This is doubtlessly a great album, and the first one in a series of works by John Williams that I've collected through my twenty five years as a soundtrack collector. After "The Towering Inferno", I went on buying Williams' "Jaws" and "Earthquake", which paved the road to my admiration for this composer. "Star Wars" and "Superman-The Movie" cemented it.
Mushy lounge music/thrilling action cues by Bret Wheadon (January 23, 2002)
The Towering Inferno, John Williams' 1974 effort, shows some of the promise that would later blossom with "Jaws," "Star Wars," "Close Encounters," et. al. Beginning with a prominent main title, moody cues such as "The First Victims" which uses a bass-line piano figure, changing to trumpet flares which effectively increase the tension.
However, the first third of the disc is relatively undistinguished, as the film introduces the main characters and their situations, the listener is forced to endure rather soppy lounge music; light synthesizers and strings before the action cues come into play. We're even pummeled by the ultra-cheese of Maureen McGovern singing such "Love Boat"-wannabe anthems as "We May Never Love Like This Again," (of which we are treated to two versions).

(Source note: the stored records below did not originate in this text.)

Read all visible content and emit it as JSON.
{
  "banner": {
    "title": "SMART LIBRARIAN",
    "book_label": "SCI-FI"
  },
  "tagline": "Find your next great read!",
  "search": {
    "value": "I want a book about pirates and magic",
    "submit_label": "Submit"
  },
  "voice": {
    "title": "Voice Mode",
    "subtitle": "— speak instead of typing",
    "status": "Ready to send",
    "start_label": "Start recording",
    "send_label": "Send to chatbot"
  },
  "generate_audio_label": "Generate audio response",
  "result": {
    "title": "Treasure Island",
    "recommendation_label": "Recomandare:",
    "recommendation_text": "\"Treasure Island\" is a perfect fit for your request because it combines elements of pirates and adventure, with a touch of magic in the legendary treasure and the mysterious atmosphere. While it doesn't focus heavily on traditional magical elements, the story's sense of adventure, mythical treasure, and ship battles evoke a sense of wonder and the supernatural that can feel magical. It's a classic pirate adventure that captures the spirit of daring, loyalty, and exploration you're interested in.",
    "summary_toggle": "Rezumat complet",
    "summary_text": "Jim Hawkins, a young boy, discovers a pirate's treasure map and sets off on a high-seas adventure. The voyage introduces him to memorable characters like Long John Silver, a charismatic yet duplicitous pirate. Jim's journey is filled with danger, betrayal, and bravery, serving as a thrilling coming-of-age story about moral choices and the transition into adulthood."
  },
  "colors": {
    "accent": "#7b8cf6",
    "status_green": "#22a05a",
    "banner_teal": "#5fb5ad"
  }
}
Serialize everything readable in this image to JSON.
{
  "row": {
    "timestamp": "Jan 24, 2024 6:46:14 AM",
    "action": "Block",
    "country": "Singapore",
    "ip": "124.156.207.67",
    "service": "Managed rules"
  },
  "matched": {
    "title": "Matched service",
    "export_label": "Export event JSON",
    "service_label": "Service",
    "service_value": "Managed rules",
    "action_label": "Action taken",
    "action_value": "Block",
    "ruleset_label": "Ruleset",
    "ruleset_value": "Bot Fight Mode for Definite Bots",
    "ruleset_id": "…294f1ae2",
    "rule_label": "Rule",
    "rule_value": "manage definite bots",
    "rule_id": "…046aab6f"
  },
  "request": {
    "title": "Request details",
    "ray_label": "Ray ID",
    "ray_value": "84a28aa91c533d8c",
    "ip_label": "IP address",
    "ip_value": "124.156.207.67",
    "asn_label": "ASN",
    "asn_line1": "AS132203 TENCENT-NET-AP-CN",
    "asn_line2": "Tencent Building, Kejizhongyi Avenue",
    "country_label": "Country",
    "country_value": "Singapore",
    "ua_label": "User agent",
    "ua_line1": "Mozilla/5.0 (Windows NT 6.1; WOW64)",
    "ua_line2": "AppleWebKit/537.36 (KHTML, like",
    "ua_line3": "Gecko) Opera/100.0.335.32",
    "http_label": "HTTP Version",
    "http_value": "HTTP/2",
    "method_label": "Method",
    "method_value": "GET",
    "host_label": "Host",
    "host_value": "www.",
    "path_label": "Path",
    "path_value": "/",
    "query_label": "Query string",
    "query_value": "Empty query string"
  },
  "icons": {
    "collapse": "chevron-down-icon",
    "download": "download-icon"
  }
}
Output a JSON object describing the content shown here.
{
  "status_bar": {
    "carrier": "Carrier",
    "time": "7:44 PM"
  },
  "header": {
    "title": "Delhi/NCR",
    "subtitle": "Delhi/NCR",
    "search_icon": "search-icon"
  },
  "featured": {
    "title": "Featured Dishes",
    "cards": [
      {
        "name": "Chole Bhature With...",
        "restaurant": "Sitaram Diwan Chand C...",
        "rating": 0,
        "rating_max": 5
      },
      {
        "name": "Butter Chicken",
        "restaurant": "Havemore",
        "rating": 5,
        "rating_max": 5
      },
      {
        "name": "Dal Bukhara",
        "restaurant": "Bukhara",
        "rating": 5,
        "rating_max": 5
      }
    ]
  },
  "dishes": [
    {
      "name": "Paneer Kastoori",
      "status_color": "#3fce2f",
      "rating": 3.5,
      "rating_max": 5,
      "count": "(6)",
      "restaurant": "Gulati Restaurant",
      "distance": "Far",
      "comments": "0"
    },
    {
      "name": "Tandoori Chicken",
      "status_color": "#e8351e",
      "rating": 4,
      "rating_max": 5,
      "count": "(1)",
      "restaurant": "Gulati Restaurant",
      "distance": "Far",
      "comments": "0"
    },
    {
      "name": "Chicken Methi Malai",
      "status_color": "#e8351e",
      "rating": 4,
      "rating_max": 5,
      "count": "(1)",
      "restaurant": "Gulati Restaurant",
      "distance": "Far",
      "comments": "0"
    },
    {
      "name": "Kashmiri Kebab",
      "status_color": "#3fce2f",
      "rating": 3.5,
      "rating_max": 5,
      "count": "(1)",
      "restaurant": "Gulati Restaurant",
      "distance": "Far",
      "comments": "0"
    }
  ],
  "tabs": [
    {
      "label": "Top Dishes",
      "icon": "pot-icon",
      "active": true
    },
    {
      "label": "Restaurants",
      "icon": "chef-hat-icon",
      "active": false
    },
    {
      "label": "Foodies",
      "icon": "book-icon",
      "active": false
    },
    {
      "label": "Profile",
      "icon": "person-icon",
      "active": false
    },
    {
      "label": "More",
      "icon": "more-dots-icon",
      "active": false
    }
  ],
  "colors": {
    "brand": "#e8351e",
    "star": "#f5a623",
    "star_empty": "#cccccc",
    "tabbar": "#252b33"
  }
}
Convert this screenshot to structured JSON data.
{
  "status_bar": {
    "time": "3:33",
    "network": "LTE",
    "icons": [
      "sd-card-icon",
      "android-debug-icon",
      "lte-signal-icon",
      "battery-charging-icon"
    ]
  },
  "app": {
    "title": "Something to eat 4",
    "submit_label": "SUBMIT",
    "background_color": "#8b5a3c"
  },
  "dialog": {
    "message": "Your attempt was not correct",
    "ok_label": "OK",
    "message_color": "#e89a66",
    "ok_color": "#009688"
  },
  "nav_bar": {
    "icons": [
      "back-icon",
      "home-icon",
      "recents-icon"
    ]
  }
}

That said, the final two-thirds of the soundtrack is vintage Williams, with thrilling, melodic lines and dark, moody action cues pointing the way to his later, greater accomplishments.